Risk Factors

Many people who abuse drugs or alcohol often engage in risky behaviors. It is a common problem, but not everyone will develop dangerous behavior with substance abuse. Studies have suggested that there are risk factors that make some people more prone to substance abuse.

Some risk factors for substance abuse include:

Genetics: Studies have shown that genetics play a role in whether a person will have a problem with substance abuse. The National Institute on Drug Abuse says that up to half of your risk of addiction is based on your DNA. You are more likely to experience addictive behaviors if you have a family member who has experienced addiction.

Environment: A person’s environment is another factor that can contribute to the chances of becoming addicted to substances. Lack of parental involvement can play a role, as well as peer pressure. It has been reported that many young people who are dealing with abuse or neglect will use substances to cope with their emotions during the process.

Early Use: The age to which a person starts using drugs or alcohol can play a role in whether they become addicted. A survey done by the National Institute on Alcohol Abuse and Alcoholism determined that young adults between the ages of 18-24 are the most likely to have an alcohol use disorder or other drug addictions.

Drug Used: Depending on the drug of choice, addiction can come on slowly or quickly. For example, cocaine, heroin, and methamphetamine are more likely to be addictive than alcohol or marijuana.

Method of Use: The way that a person chooses to use a drug can also become a factor in whether they will be addicted or not. By smoking or injecting the substance, you may feel the effect of the drug more quickly, but that means the effects are more likely to lose effect quickly as well. Because of this quick release of the “high”, people will often want to continue using it in order to get the same feeling again.

Metabolism: Our metabolism determines how quickly our body absorbs and processes certain substances that enter our body. This will determine the duration in which the effects of the drug will stay in our systems and if it is for longer or shorter periods of time.

Tolerance: When a person’s tolerance is increased they will need more of the substance to get the same effects, which in turn can lead to addiction.

 

Why Do People Risk Addiction?

There are many risk factors that can contribute to a person becoming addicted to a substance and some people will continue to use regardless of those risks. Here are some reasons why a person might ignore those warnings and still try an addictive drug:

The Feeling It Creates: Substances often cause a euphoric-like feeling that makes people want more.
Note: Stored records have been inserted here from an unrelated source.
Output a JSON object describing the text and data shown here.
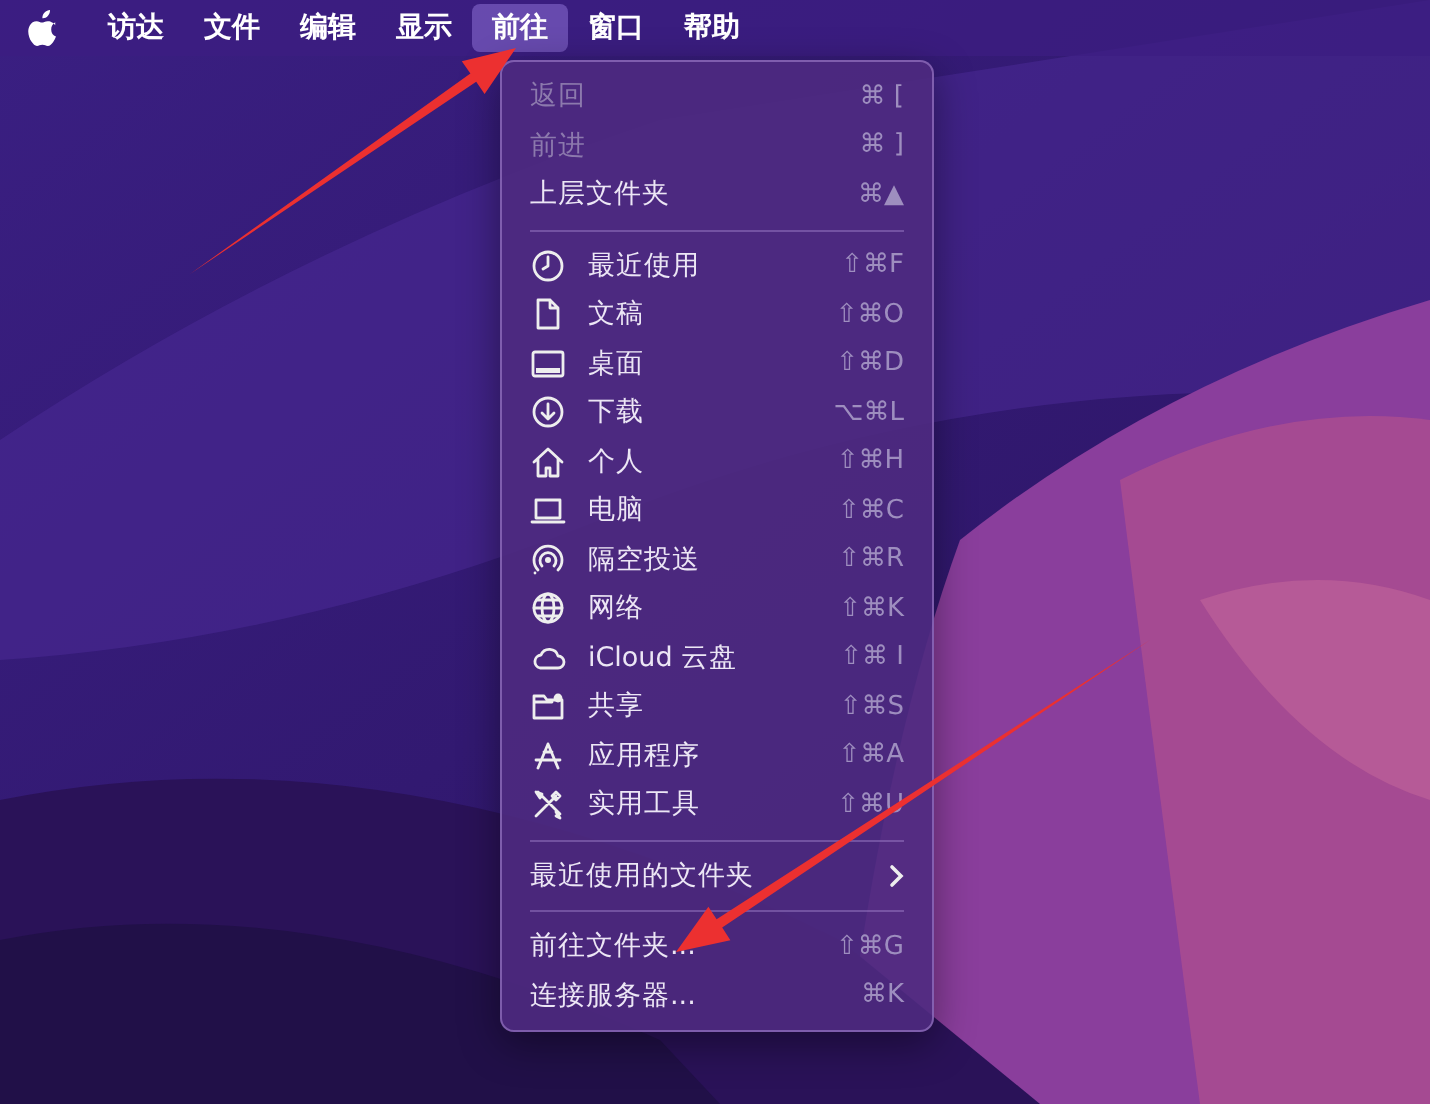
{
  "menubar": {
    "items": [
      {
        "label": "访达",
        "selected": false
      },
      {
        "label": "文件",
        "selected": false
      },
      {
        "label": "编辑",
        "selected": false
      },
      {
        "label": "显示",
        "selected": false
      },
      {
        "label": "前往",
        "selected": true
      },
      {
        "label": "窗口",
        "selected": false
      },
      {
        "label": "帮助",
        "selected": false
      }
    ]
  },
  "menu": {
    "sections": [
      {
        "items": [
          {
            "label": "返回",
            "shortcut": "⌘ [",
            "disabled": true
          },
          {
            "label": "前进",
            "shortcut": "⌘ ]",
            "disabled": true
          },
          {
            "label": "上层文件夹",
            "shortcut": "⌘▲",
            "disabled": false
          }
        ]
      },
      {
        "kind": "places",
        "items": [
          {
            "label": "最近使用",
            "shortcut": "⇧⌘F",
            "disabled": false
          },
          {
            "label": "文稿",
            "shortcut": "⇧⌘O",
            "disabled": false
          },
          {
            "label": "桌面",
            "shortcut": "⇧⌘D",
            "disabled": false
          },
          {
            "label": "下载",
            "shortcut": "⌥⌘L",
            "disabled": false
          },
          {
            "label": "个人",
            "shortcut": "⇧⌘H",
            "disabled": false
          },
          {
            "label": "电脑",
            "shortcut": "⇧⌘C",
            "disabled": false
          },
          {
            "label": "隔空投送",
            "shortcut": "⇧⌘R",
            "disabled": false
          },
          {
            "label": "网络",
            "shortcut": "⇧⌘K",
            "disabled": false
          },
          {
            "label": "iCloud 云盘",
            "shortcut": "⇧⌘ I",
            "disabled": false
          },
          {
            "label": "共享",
            "shortcut": "⇧⌘S",
            "disabled": false
          },
          {
            "label": "应用程序",
            "shortcut": "⇧⌘A",
            "disabled": false
          },
          {
            "label": "实用工具",
            "shortcut": "⇧⌘U",
            "disabled": false
          }
        ]
      },
      {
        "items": [
          {
            "label": "最近使用的文件夹",
            "submenu": true,
            "disabled": false
          }
        ]
      },
      {
        "items": [
          {
            "label": "前往文件夹...",
            "shortcut": "⇧⌘G",
            "disabled": false
          },
          {
            "label": "连接服务器...",
            "shortcut": "⌘K",
            "disabled": false
          }
        ]
      }
    ]
  },
  "callouts": [
    {
      "kind": "arrow"
    },
    {
      "kind": "arrow"
    }
  ]
}
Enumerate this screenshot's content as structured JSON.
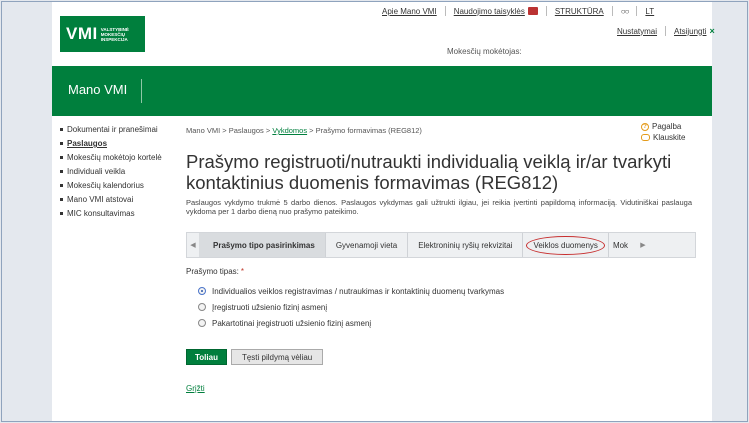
{
  "header": {
    "logo_text": "VMI",
    "logo_sub": [
      "VALSTYBINĖ",
      "MOKESČIŲ",
      "INSPEKCIJA"
    ],
    "top_links": [
      "Apie Mano VMI",
      "Naudojimo taisyklės",
      "STRUKTŪRA",
      "LT"
    ],
    "glasses_icon": "glasses-icon",
    "user_links": [
      "Nustatymai",
      "Atsijungti"
    ],
    "logout_mark": "×",
    "payer_label": "Mokesčių mokėtojas:"
  },
  "banner": {
    "title": "Mano VMI"
  },
  "sidebar": {
    "items": [
      {
        "label": "Dokumentai ir pranešimai"
      },
      {
        "label": "Paslaugos"
      },
      {
        "label": "Mokesčių mokėtojo kortelė"
      },
      {
        "label": "Individuali veikla"
      },
      {
        "label": "Mokesčių kalendorius"
      },
      {
        "label": "Mano VMI atstovai"
      },
      {
        "label": "MIC konsultavimas"
      }
    ]
  },
  "breadcrumb": {
    "items": [
      "Mano VMI",
      "Paslaugos",
      "Vykdomos",
      "Prašymo formavimas (REG812)"
    ],
    "sep": " > "
  },
  "help": {
    "help_label": "Pagalba",
    "ask_label": "Klauskite"
  },
  "page": {
    "title": "Prašymo registruoti/nutraukti individualią veiklą ir/ar tvarkyti kontaktinius duomenis formavimas (REG812)",
    "description": "Paslaugos vykdymo trukmė 5 darbo dienos. Paslaugos vykdymas gali užtrukti ilgiau, jei reikia įvertinti papildomą informaciją. Vidutiniškai paslauga vykdoma per 1 darbo dieną nuo prašymo pateikimo."
  },
  "steps": {
    "items": [
      "Prašymo tipo pasirinkimas",
      "Gyvenamoji vieta",
      "Elektroninių ryšių rekvizitai",
      "Veiklos duomenys",
      "Mok"
    ],
    "prev": "◀",
    "next": "▶"
  },
  "form": {
    "type_label": "Prašymo tipas:",
    "required_mark": "*",
    "options": [
      "Individualios veiklos registravimas / nutraukimas ir kontaktinių duomenų tvarkymas",
      "Įregistruoti užsienio fizinį asmenį",
      "Pakartotinai įregistruoti užsienio fizinį asmenį"
    ],
    "selected_index": 0
  },
  "actions": {
    "next_label": "Toliau",
    "later_label": "Tęsti pildymą vėliau",
    "back_label": "Grįžti"
  },
  "colors": {
    "brand_green": "#007f3d",
    "highlight_red": "#c72f2f"
  }
}
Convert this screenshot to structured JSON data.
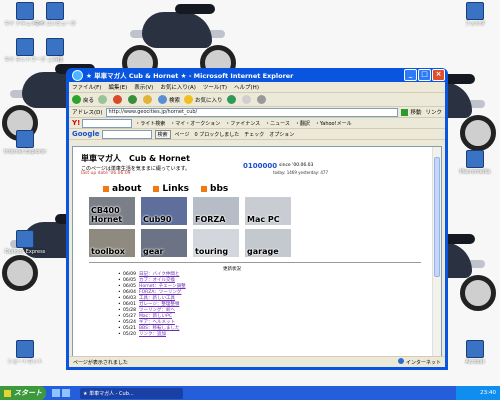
{
  "window": {
    "title": "★ 単車マガ人 Cub & Hornet ★ - Microsoft Internet Explorer",
    "min": "_",
    "max": "□",
    "close": "×"
  },
  "menu": [
    "ファイル(F)",
    "編集(E)",
    "表示(V)",
    "お気に入り(A)",
    "ツール(T)",
    "ヘルプ(H)"
  ],
  "toolbar": {
    "back": "戻る",
    "search": "検索",
    "favorites": "お気に入り"
  },
  "address": {
    "label": "アドレス(D)",
    "url": "http://www.geocities.jp/hornet_cub/",
    "go": "移動",
    "links": "リンク"
  },
  "yahoo_bar": {
    "logo": "Y!",
    "items": [
      "・ライト検索",
      "・マイ・オークション",
      "・ファイナンス",
      "・ニュース",
      "・翻訳",
      "・Yahoo!メール"
    ]
  },
  "google_bar": {
    "logo": "Google",
    "search_btn": "検索",
    "items": [
      "ページ",
      "0 ブロックしました",
      "チェック",
      "オプション"
    ]
  },
  "page": {
    "title": "単車マガ人　Cub & Hornet",
    "subtitle": "このページは単車生活を気ままに綴っています。",
    "updated": "last up date '06.06.09",
    "counter": "0100000",
    "since": "since '00.06.03",
    "today": "today: 1469   yesterday: 477",
    "nav": [
      "about",
      "Links",
      "bbs"
    ],
    "tiles": [
      {
        "label": "CB400\nHornet"
      },
      {
        "label": "Cub90"
      },
      {
        "label": "FORZA"
      },
      {
        "label": "Mac PC"
      },
      {
        "label": "toolbox"
      },
      {
        "label": "gear"
      },
      {
        "label": "touring"
      },
      {
        "label": "garage"
      }
    ],
    "updates_title": "更新状況",
    "updates": [
      {
        "date": "06/09",
        "text": "日記：バイク仲間と"
      },
      {
        "date": "06/05",
        "text": "カブ：オイル交換"
      },
      {
        "date": "06/05",
        "text": "Hornet：チェーン調整"
      },
      {
        "date": "06/04",
        "text": "FORZA：ツーリング"
      },
      {
        "date": "06/03",
        "text": "工具：新しい工具"
      },
      {
        "date": "06/01",
        "text": "ガレージ：整理整頓"
      },
      {
        "date": "05/28",
        "text": "ツーリング：峠へ"
      },
      {
        "date": "05/27",
        "text": "Mac：新しいPC"
      },
      {
        "date": "05/24",
        "text": "ギア：ヘルメット"
      },
      {
        "date": "05/21",
        "text": "BBS：移転しました"
      },
      {
        "date": "05/20",
        "text": "リンク：追加"
      }
    ]
  },
  "status": {
    "text": "ページが表示されました",
    "zone": "インターネット"
  },
  "taskbar": {
    "start": "スタート",
    "task": "★ 単車マガ人 - Cub...",
    "clock": "23:40"
  },
  "desktop_icons": [
    "マイ ドキュメント",
    "マイ コンピュータ",
    "マイ ネットワーク",
    "ごみ箱",
    "Internet Explorer",
    "Outlook Express",
    "ショートカット",
    "フォルダ",
    "Macromedia",
    "Acrobat"
  ]
}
It can also give a feeling of confidence and power, which is enticing to a lot of people. The feeling you get from using a substance or even from a behavioral habit such as gambling can cause addictive, mood-enhancing effects.

Stress Relief: People who struggle with social anxiety, depression or stress may use substances as a coping strategy to deal with the feelings they are battling.

Enhancing Performance: Athletes or other people who play sports may want to enhance their performance with specific stimulants. Although there may be short-term benefits from this, a lot of people believe it is worth it to take the drug.

Curiosity: Teenagers engage in substance abuse because they have never done it before and want to know what it feels like. The part of our brain that helps with decision-making is still developing, so teenagers are even more at risk of peer pressure.

 

Treatment for Addiction

If you have a substance abuse problem it’s important to seek help as soon as possible. According to the Recovery Research Institute, there are approximately 20 million individuals in the United States with a substance use disorder. At Las Vegas Recovery Center (LVRC), we provide personalized treatment and specialize in helping people who have a substance abuse disorder or other behavioral concerns. If you are looking for more information, LVRC is here to help. We are just a phone call away at all times. Call us at (888) 219-1158. Once you do so, you will be in contact with one of our admission counselors who will answer any of your questions or concerns.